[[ Exercise materials, beginning ]]

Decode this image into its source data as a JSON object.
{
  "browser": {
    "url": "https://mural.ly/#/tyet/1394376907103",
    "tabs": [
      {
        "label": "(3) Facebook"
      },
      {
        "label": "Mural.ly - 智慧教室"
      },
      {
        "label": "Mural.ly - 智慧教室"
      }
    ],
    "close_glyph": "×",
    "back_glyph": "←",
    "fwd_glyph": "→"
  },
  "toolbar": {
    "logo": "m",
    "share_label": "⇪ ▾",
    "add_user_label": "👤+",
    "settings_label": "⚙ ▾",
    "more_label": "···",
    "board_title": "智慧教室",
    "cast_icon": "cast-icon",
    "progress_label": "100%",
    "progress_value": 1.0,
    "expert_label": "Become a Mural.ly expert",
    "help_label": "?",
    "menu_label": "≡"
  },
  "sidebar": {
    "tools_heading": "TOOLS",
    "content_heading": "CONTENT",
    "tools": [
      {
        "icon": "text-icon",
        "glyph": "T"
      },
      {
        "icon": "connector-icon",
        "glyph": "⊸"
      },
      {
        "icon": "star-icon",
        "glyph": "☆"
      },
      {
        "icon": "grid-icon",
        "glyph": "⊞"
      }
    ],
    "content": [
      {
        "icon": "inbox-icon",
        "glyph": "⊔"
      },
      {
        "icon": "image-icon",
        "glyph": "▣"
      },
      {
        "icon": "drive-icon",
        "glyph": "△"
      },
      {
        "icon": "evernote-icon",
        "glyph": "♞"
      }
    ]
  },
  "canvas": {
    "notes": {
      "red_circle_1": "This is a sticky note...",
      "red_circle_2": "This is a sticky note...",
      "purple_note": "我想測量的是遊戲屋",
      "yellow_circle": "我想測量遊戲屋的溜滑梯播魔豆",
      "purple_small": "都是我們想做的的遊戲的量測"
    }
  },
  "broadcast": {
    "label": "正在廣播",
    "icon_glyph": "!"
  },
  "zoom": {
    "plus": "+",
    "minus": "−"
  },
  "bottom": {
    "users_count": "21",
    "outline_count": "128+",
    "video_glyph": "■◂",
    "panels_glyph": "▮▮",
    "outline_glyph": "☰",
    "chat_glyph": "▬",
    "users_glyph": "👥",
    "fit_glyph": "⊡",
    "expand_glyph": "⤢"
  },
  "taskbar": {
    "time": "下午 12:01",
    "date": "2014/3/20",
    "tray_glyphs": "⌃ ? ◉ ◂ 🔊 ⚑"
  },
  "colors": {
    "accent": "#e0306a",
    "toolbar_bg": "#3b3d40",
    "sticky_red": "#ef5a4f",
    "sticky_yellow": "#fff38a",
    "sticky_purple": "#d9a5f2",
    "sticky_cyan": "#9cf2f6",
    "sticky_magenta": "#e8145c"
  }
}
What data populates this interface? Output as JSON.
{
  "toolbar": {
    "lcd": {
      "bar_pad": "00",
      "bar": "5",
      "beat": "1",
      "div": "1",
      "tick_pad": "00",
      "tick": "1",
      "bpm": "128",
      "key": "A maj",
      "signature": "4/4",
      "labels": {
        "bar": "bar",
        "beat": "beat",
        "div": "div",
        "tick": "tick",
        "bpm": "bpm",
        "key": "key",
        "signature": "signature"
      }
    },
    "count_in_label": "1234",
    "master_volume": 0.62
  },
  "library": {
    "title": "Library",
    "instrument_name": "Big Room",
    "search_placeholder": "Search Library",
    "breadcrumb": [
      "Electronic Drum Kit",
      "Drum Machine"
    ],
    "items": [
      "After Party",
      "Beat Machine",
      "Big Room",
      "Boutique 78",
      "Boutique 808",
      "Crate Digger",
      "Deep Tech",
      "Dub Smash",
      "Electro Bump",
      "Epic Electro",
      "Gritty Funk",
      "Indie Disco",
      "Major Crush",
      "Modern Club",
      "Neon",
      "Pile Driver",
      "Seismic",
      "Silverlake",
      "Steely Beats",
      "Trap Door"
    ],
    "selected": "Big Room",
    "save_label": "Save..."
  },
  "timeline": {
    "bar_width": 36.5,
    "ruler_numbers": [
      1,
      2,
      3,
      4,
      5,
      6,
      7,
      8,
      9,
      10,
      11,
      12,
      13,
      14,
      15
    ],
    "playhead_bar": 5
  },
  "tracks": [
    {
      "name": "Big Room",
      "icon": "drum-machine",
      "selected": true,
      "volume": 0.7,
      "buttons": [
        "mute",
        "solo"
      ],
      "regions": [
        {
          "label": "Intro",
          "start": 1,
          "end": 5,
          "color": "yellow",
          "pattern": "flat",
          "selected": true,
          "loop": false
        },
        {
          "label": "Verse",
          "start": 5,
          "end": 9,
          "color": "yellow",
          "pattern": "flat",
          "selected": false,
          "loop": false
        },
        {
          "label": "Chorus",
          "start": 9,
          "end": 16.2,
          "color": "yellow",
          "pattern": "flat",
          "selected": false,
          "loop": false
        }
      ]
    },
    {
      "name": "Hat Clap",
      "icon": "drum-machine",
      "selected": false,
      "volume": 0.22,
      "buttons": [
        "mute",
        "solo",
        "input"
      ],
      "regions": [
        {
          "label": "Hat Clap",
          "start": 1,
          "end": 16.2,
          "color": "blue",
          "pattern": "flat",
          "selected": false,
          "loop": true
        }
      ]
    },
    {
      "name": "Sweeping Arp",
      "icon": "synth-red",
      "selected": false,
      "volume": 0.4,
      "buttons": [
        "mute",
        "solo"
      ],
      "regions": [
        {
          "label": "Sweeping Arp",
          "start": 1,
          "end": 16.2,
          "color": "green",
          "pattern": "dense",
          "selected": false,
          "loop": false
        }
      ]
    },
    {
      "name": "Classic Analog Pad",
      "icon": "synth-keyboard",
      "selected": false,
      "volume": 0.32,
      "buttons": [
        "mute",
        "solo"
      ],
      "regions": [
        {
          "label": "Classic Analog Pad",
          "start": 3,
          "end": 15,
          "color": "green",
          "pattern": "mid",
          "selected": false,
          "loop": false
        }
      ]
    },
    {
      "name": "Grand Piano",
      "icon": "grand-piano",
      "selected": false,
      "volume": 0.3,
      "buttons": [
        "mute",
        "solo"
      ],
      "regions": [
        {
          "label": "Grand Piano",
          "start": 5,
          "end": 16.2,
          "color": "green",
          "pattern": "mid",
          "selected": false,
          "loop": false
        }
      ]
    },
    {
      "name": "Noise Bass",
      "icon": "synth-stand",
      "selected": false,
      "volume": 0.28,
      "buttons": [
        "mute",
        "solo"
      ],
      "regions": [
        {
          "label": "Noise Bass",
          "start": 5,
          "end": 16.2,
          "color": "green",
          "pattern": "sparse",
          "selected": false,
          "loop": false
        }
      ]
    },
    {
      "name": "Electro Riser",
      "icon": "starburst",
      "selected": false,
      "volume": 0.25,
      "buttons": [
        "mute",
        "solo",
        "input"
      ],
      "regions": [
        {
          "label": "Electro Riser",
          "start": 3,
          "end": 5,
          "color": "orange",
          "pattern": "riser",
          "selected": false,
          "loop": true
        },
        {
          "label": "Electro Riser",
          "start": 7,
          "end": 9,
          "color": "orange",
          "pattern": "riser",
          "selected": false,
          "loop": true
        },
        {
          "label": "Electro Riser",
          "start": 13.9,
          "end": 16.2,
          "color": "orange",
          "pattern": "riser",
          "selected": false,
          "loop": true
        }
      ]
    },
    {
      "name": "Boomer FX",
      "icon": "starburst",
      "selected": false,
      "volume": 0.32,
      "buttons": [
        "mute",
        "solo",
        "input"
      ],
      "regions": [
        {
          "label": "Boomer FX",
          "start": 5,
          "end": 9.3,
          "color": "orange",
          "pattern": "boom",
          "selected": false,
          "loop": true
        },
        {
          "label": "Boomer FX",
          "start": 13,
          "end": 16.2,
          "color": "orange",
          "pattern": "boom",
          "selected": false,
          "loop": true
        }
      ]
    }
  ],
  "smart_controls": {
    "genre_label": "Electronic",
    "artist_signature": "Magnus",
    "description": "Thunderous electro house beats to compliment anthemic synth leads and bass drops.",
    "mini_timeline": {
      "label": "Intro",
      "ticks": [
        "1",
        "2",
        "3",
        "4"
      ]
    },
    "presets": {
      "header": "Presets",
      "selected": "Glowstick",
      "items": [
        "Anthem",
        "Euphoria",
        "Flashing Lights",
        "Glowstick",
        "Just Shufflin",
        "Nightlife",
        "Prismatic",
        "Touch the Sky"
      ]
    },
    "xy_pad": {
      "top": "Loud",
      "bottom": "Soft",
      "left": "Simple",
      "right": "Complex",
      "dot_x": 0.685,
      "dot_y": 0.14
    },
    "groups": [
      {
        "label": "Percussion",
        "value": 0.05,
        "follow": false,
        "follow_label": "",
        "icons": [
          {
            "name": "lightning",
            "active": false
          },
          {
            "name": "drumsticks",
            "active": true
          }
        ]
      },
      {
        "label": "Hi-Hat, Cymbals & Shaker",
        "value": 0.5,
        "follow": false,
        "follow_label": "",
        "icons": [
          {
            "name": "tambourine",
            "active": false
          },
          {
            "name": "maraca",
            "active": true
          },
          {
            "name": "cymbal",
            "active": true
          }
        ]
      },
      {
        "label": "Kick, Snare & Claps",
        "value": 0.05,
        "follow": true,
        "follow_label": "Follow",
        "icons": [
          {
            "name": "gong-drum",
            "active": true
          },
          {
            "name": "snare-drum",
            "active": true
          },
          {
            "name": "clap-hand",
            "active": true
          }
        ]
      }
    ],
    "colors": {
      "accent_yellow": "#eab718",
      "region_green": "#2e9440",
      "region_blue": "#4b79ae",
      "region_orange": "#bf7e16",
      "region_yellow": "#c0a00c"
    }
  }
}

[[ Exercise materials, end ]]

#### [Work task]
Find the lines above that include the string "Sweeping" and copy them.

#### [Solution for this problem]
      "name": "Sweeping Arp",
          "label": "Sweeping Arp",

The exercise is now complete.